This past Tuesday, the Church celebrated the feast day of Pope John XXIII, who is best known as the pope who called for the Second Vatican Council. The Council was a great movement of the Holy Spirit in which the Church was impelled by God to communicate the truth of the Gospel ever more clearly to the modern world. It would be good for every engaged Catholic to be familiar with the texts of the Council. Pope Benedict XVI and Pope John Paul II, as much younger men, were both major contributors to the text of the Council documents, and their papacies helped the Church interpret the meaning of the documents. I have included below some selections of the speech that good Pope John gave when the Council was opened.

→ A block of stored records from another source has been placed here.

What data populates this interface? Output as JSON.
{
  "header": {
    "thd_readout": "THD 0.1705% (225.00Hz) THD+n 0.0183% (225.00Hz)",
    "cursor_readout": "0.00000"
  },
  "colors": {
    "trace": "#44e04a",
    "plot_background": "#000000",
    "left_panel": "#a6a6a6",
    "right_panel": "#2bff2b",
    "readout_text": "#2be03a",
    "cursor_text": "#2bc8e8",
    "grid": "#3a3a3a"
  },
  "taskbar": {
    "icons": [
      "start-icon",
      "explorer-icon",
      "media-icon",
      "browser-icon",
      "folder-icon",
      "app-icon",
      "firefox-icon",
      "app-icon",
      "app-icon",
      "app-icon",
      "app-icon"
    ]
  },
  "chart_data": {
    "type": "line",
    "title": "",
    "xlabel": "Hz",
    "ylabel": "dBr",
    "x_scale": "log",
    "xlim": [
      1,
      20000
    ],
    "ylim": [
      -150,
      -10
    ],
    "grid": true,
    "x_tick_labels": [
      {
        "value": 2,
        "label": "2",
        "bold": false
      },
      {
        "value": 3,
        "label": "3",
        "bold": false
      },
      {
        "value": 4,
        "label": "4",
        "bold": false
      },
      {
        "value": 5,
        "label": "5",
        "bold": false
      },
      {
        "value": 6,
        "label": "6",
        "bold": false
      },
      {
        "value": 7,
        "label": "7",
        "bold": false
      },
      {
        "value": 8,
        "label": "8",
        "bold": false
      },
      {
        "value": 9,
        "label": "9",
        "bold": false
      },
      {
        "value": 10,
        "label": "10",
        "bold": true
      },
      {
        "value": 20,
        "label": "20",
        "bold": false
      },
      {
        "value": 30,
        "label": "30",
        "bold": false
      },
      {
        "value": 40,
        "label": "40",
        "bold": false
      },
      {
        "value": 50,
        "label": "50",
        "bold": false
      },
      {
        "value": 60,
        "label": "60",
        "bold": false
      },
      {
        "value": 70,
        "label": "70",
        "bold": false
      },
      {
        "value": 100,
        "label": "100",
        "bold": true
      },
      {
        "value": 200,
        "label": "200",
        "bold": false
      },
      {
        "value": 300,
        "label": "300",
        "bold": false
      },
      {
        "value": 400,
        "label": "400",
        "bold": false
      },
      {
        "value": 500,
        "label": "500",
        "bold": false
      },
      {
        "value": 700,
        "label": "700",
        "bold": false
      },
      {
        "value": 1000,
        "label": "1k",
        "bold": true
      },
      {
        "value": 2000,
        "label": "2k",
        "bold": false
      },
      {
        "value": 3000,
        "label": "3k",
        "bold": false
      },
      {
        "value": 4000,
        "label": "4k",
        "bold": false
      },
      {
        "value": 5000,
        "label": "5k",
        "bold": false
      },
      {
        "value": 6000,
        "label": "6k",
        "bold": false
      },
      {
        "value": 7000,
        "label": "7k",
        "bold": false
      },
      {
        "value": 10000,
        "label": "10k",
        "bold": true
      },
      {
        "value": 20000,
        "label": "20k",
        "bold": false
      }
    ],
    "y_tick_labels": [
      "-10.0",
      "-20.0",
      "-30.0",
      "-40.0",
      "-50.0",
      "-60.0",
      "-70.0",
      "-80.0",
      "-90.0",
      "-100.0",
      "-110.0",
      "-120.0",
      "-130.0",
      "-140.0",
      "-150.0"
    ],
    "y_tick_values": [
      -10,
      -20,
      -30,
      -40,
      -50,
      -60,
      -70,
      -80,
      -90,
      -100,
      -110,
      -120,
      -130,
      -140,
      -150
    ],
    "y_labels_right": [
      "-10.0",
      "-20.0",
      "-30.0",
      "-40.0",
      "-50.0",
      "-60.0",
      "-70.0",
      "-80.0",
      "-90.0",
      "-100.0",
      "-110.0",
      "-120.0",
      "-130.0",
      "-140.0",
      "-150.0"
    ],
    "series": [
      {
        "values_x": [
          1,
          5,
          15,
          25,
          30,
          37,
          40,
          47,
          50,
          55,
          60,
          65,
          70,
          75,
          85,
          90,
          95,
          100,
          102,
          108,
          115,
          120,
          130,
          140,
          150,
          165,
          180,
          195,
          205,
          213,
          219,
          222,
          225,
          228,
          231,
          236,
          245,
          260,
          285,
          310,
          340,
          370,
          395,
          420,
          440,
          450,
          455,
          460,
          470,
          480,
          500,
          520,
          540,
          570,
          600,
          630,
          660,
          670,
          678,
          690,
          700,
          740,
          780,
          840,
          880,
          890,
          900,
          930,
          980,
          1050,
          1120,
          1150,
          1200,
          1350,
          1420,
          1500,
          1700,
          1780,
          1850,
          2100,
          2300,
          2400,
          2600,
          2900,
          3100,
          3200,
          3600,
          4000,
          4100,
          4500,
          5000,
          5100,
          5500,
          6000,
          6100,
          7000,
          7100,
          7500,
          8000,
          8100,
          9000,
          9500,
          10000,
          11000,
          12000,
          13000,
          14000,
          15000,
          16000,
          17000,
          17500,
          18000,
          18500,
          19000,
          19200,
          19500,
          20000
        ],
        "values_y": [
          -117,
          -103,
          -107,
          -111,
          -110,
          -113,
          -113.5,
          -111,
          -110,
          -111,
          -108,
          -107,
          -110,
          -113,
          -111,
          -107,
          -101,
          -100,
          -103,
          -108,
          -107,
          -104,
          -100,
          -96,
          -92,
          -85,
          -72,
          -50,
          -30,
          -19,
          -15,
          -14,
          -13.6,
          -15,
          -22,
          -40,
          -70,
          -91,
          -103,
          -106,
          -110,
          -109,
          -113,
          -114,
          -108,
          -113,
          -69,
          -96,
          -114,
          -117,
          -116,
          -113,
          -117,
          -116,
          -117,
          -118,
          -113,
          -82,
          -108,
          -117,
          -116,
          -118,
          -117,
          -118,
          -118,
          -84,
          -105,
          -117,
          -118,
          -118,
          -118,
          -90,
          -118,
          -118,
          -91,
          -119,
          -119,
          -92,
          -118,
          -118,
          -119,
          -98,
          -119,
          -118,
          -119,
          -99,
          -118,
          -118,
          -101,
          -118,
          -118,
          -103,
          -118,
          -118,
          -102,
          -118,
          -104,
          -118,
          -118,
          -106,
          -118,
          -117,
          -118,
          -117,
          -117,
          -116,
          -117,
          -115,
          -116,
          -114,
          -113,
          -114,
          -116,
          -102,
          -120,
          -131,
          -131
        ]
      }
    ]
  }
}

The major interest of the Ecumenical Council is this: that the sacred heritage of Christian truth be safeguarded and expounded with greater efficacy.
That doctrine embraces the whole man, body and soul. It bids us live as pilgrims here on earth, as we journey onwards towards our heavenly homeland.

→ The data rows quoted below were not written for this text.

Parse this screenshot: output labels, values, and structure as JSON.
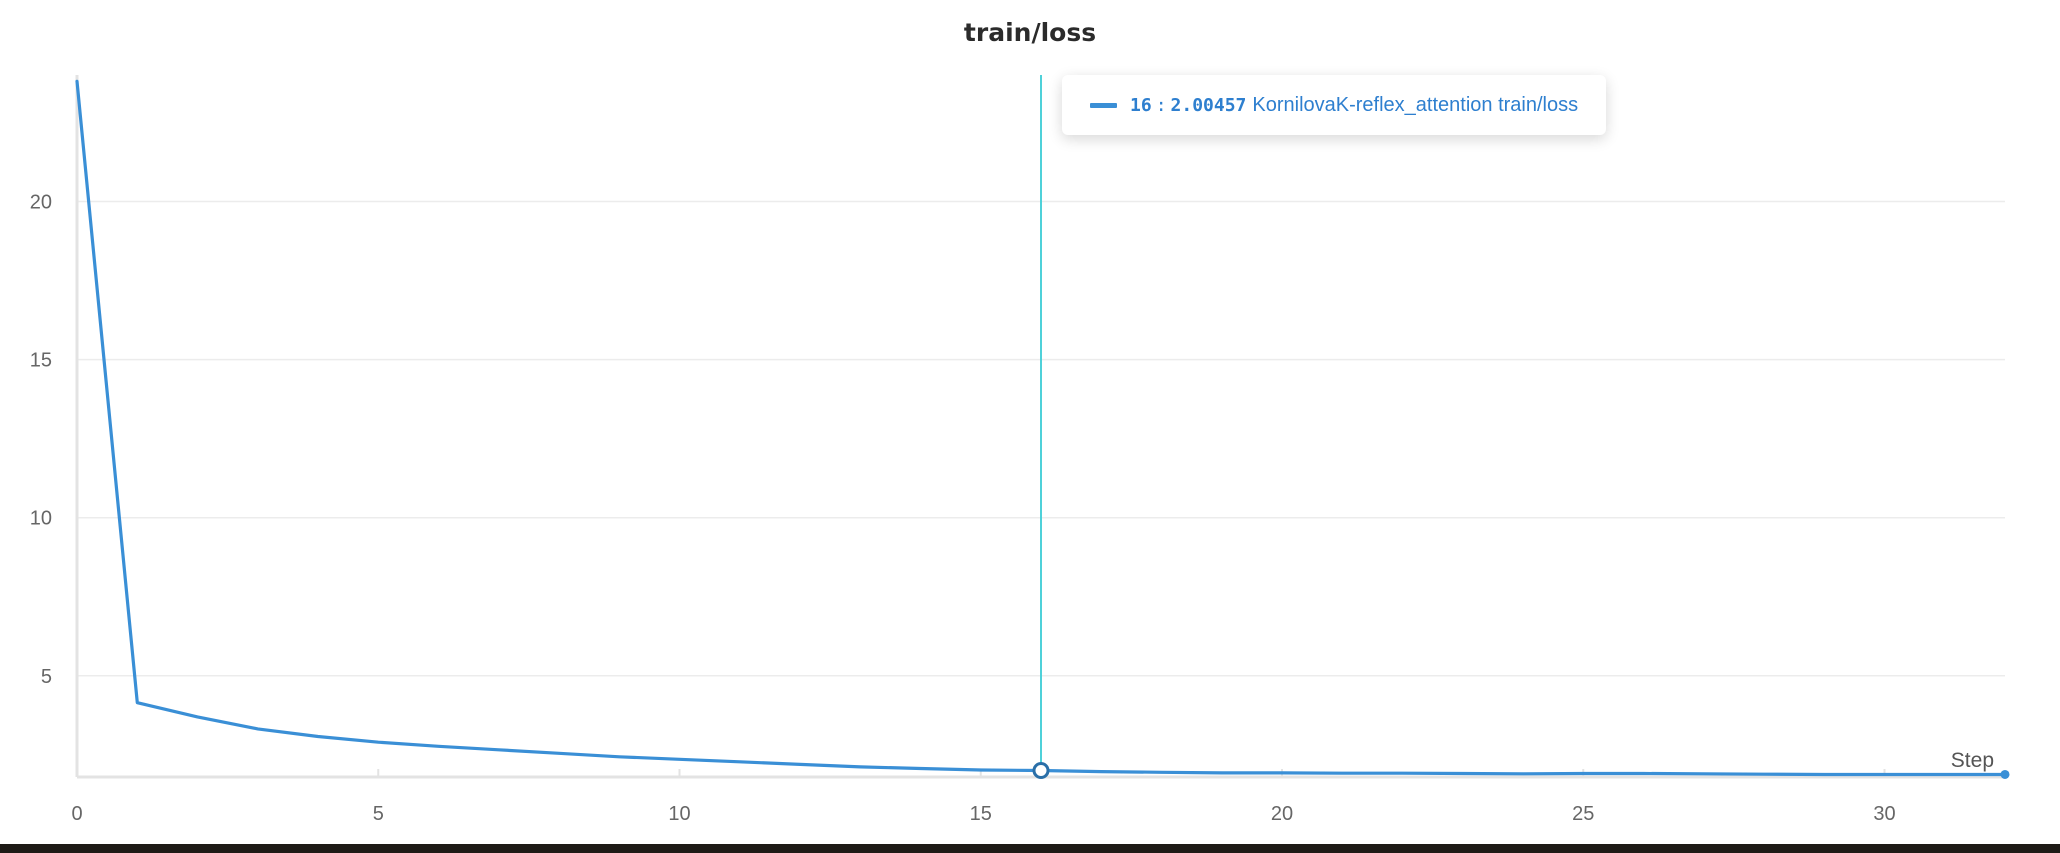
{
  "colors": {
    "series": "#3a8fd6",
    "crosshair": "#4fd1d9",
    "grid": "#ececec",
    "axis": "#e3e3e3",
    "tick_text": "#666666"
  },
  "tooltip": {
    "step": "16",
    "separator": ":",
    "value": "2.00457",
    "series_name": "KornilovaK-reflex_attention train/loss"
  },
  "chart_data": {
    "type": "line",
    "title": "train/loss",
    "xlabel": "Step",
    "ylabel": "",
    "xlim": [
      0,
      32
    ],
    "ylim": [
      1.8,
      24
    ],
    "xticks": [
      0,
      5,
      10,
      15,
      20,
      25,
      30
    ],
    "yticks": [
      5,
      10,
      15,
      20
    ],
    "grid": true,
    "hover_step": 16,
    "series": [
      {
        "name": "KornilovaK-reflex_attention train/loss",
        "x": [
          0,
          1,
          2,
          3,
          4,
          5,
          6,
          7,
          8,
          9,
          10,
          11,
          12,
          13,
          14,
          15,
          16,
          17,
          18,
          19,
          20,
          21,
          22,
          23,
          24,
          25,
          26,
          27,
          28,
          29,
          30,
          31,
          32
        ],
        "y": [
          23.8,
          4.15,
          3.7,
          3.32,
          3.08,
          2.9,
          2.77,
          2.66,
          2.55,
          2.44,
          2.36,
          2.28,
          2.2,
          2.12,
          2.07,
          2.02,
          2.00457,
          1.97,
          1.95,
          1.93,
          1.93,
          1.92,
          1.92,
          1.91,
          1.9,
          1.91,
          1.91,
          1.9,
          1.89,
          1.88,
          1.88,
          1.88,
          1.88
        ]
      }
    ]
  }
}
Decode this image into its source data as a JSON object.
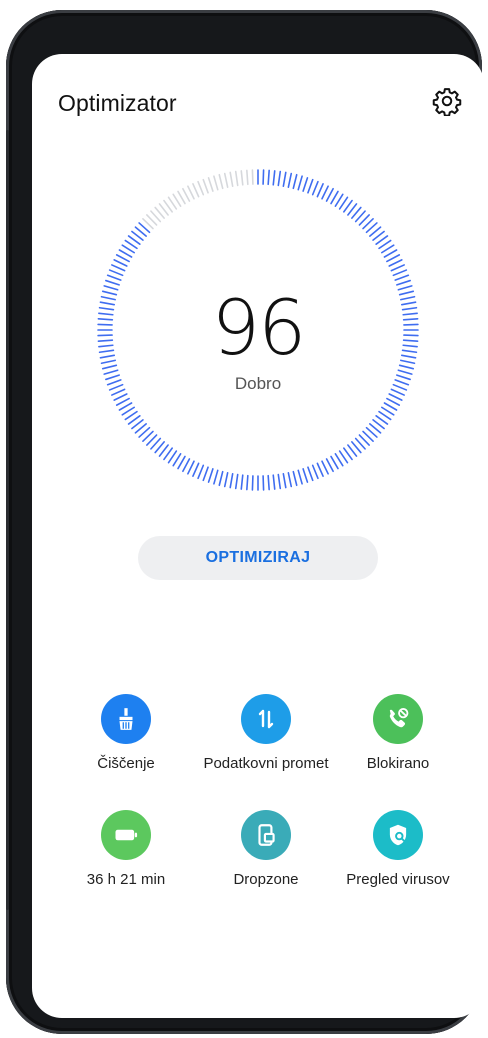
{
  "app": {
    "title": "Optimizator"
  },
  "score": {
    "value": "96",
    "label": "Dobro",
    "level": 0.96
  },
  "optimize_button": {
    "label": "OPTIMIZIRAJ"
  },
  "tools": [
    {
      "label": "Čiščenje",
      "icon": "broom-icon",
      "color": "#1e80f0"
    },
    {
      "label": "Podatkovni promet",
      "icon": "data-transfer-icon",
      "color": "#1e9de8"
    },
    {
      "label": "Blokirano",
      "icon": "blocked-call-icon",
      "color": "#4cc05a"
    },
    {
      "label": "36 h 21 min",
      "icon": "battery-icon",
      "color": "#5cc85e"
    },
    {
      "label": "Dropzone",
      "icon": "dropzone-icon",
      "color": "#3aabb8"
    },
    {
      "label": "Pregled virusov",
      "icon": "virus-scan-icon",
      "color": "#1cbcc8"
    }
  ],
  "colors": {
    "accent": "#1a6fe0",
    "gauge": "#3f6df0",
    "gauge_inactive": "#d6d8dc"
  }
}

The great desire, therefore, of the Catholic Church in raising aloft at this Council the torch of truth, is to show herself to the world as the loving mother of all mankind; gentle, patient, and full of tenderness and sympathy for her separated children. To the human race oppressed by so many difficulties, she says what Peter once said to the poor man who begged an alms: “Silver and gold I have none; but what I have, that I give thee. In the name of Jesus Christ of Nazareth, arise and walk.” In other words it is not corruptible wealth, nor the promise of earthly happiness, that the Church offers the world today, but the gifts of divine grace which, since they raise men up to the dignity of being sons of God, are powerful assistance and support for the living of a more fully human life. She unseals the fountains of her life-giving doctrine, so that men, illumined by the light of Christ, will understand their true nature and dignity and purpose. Everywhere, through her children, she extends the frontiers of Christian love, the most powerful means of eradicating the seeds of discord, the most effective means of promoting concord, peace with justice, and universal brotherhood.

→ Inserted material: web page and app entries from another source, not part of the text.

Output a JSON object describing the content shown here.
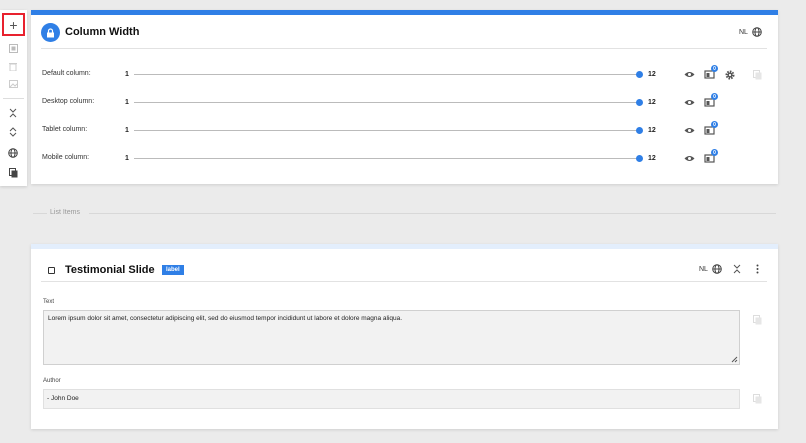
{
  "toolbar": {
    "icons": [
      "plus-icon",
      "square-icon",
      "trash-icon",
      "image-icon",
      "collapse-icon",
      "expand-icon",
      "globe-icon",
      "copy-icon"
    ],
    "add_label": "+"
  },
  "column_width": {
    "title": "Column Width",
    "lang": "NL",
    "rows": [
      {
        "label": "Default column:",
        "min": "1",
        "max": "12",
        "badge": "0"
      },
      {
        "label": "Desktop column:",
        "min": "1",
        "max": "12",
        "badge": "0"
      },
      {
        "label": "Tablet column:",
        "min": "1",
        "max": "12",
        "badge": "0"
      },
      {
        "label": "Mobile column:",
        "min": "1",
        "max": "12",
        "badge": "0"
      }
    ]
  },
  "list_items": {
    "label": "List Items"
  },
  "testimonial": {
    "title": "Testimonial Slide",
    "badge": "label",
    "lang": "NL",
    "text_label": "Text",
    "text_value": "Lorem ipsum dolor sit amet, consectetur adipiscing elit, sed do eiusmod tempor incididunt ut labore et dolore magna aliqua.",
    "author_label": "Author",
    "author_value": "- John Doe"
  },
  "colors": {
    "accent": "#2f7fe6",
    "highlight": "#e8212e",
    "background": "#ebebeb"
  }
}
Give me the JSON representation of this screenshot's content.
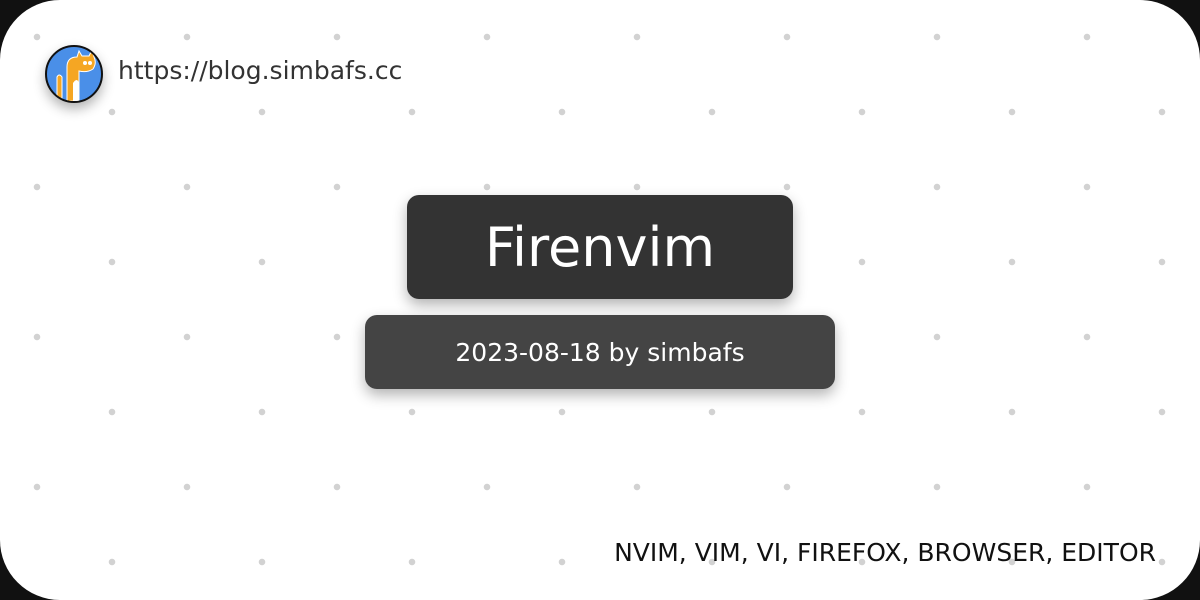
{
  "site": {
    "url": "https://blog.simbafs.cc"
  },
  "post": {
    "title": "Firenvim",
    "meta": "2023-08-18 by simbafs",
    "tags": "NVIM, VIM, VI, FIREFOX, BROWSER, EDITOR"
  },
  "colors": {
    "title_bg": "#333333",
    "meta_bg": "#444444",
    "avatar_bg": "#4a8fe8",
    "cat": "#f5a623"
  }
}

It is therefore an overwhelming source of grief to us to know that, although Christ’s blood has redeemed every man that is born into this world, there is still a great part of the human race that does not share in those sources of supernatural grace, which exist in the Catholic Church. And yet the Church sheds her light everywhere. The power that is hers by reason of her supernatural unity redounds to the advantage of the whole family of men. She amply justifies those magnificent words of St. Cyprian: “The Church, radiant with the light of her Lord, sheds her rays over all the world, and that light of hers remains one, though everywhere diffused; her corporate unity is not divided. She spreads her luxuriant branches over all the earth; she sends out her fair-flowing streams ever farther afield. But the head is one; the source is one. She is the one mother of countless generations. And we are her children, born of her, fed with her milk, animated with her breath.” 11
Thus, venerable brethren in the episcopate, “our heart is wide open to you.” Here we are assembled in this Vatican Basilica at a turning-point in the history of the Church; here at this meeting-place of earth and heaven, by St. Peter’s tomb and the tomb of so many of Our predecessors, whose ashes in this solemn hour seem to thrill in mystic exultation.
Given October 11, 1962 by Pope John XXIII in St. Peter’s Basilica
Text taken from catholicculture.org